Read through the listing, and wherever a line holds the word "comment", return it.

[Opening Data for the task section]

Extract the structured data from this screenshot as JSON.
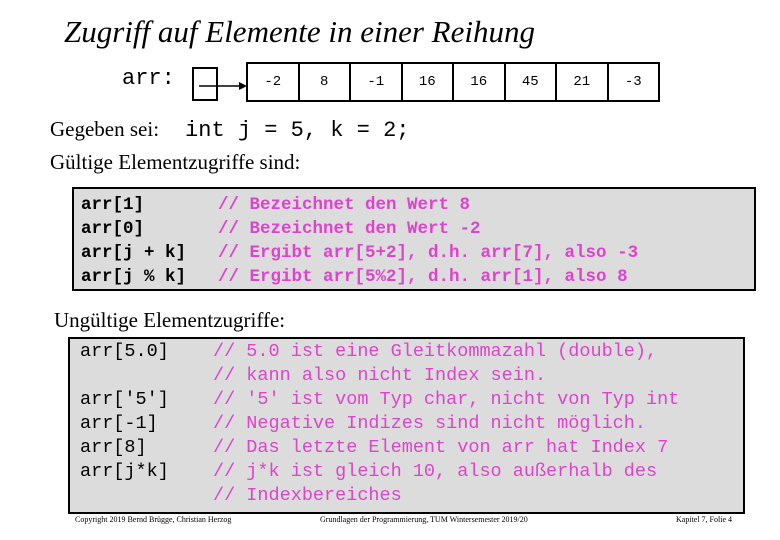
{
  "title": "Zugriff auf Elemente in einer Reihung",
  "array": {
    "label": "arr:",
    "values": [
      "-2",
      "8",
      "-1",
      "16",
      "16",
      "45",
      "21",
      "-3"
    ]
  },
  "given": {
    "label": "Gegeben sei:",
    "code": "int j = 5, k = 2;"
  },
  "valid_heading": "Gültige Elementzugriffe sind:",
  "valid": [
    {
      "expr": "arr[1]",
      "comment": "// Bezeichnet den Wert 8"
    },
    {
      "expr": "arr[0]",
      "comment": "// Bezeichnet den Wert -2"
    },
    {
      "expr": "arr[j + k]",
      "comment": "// Ergibt arr[5+2], d.h. arr[7], also -3"
    },
    {
      "expr": "arr[j % k]",
      "comment": "// Ergibt arr[5%2], d.h. arr[1], also 8"
    }
  ],
  "invalid_heading": "Ungültige Elementzugriffe:",
  "invalid": [
    {
      "expr": "arr[5.0]",
      "comment": "// 5.0 ist eine Gleitkommazahl (double),"
    },
    {
      "expr": "",
      "comment": "// kann also nicht Index sein."
    },
    {
      "expr": "arr['5']",
      "comment": "// '5' ist vom Typ char, nicht von Typ int"
    },
    {
      "expr": "arr[-1]",
      "comment": "// Negative Indizes sind nicht möglich."
    },
    {
      "expr": "arr[8]",
      "comment": "// Das letzte Element von arr hat Index 7"
    },
    {
      "expr": "arr[j*k]",
      "comment": "// j*k ist gleich 10, also außerhalb des"
    },
    {
      "expr": "",
      "comment": "// Indexbereiches"
    }
  ],
  "footer": {
    "left": "Copyright 2019 Bernd Brügge, Christian Herzog",
    "center": "Grundlagen der Programmierung, TUM Wintersemester 2019/20",
    "right": "Kapitel 7, Folie 4"
  },
  "colors": {
    "comment": "#dd44cc",
    "code_bg": "#dcdcdc"
  }
}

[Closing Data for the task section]

> [Result for this exercise]:
      "comment": "// Bezeichnet den Wert 8"
      "comment": "// Bezeichnet den Wert -2"
      "comment": "// Ergibt arr[5+2], d.h. arr[7], also -3"
      "comment": "// Ergibt arr[5%2], d.h. arr[1], also 8"
      "comment": "// 5.0 ist eine Gleitkommazahl (double),"
      "comment": "// kann also nicht Index sein."
      "comment": "// '5' ist vom Typ char, nicht von Typ int"
      "comment": "// Negative Indizes sind nicht möglich."
      "comment": "// Das letzte Element von arr hat Index 7"
      "comment": "// j*k ist gleich 10, also außerhalb des"
      "comment": "// Indexbereiches"
    "comment": "#dd44cc",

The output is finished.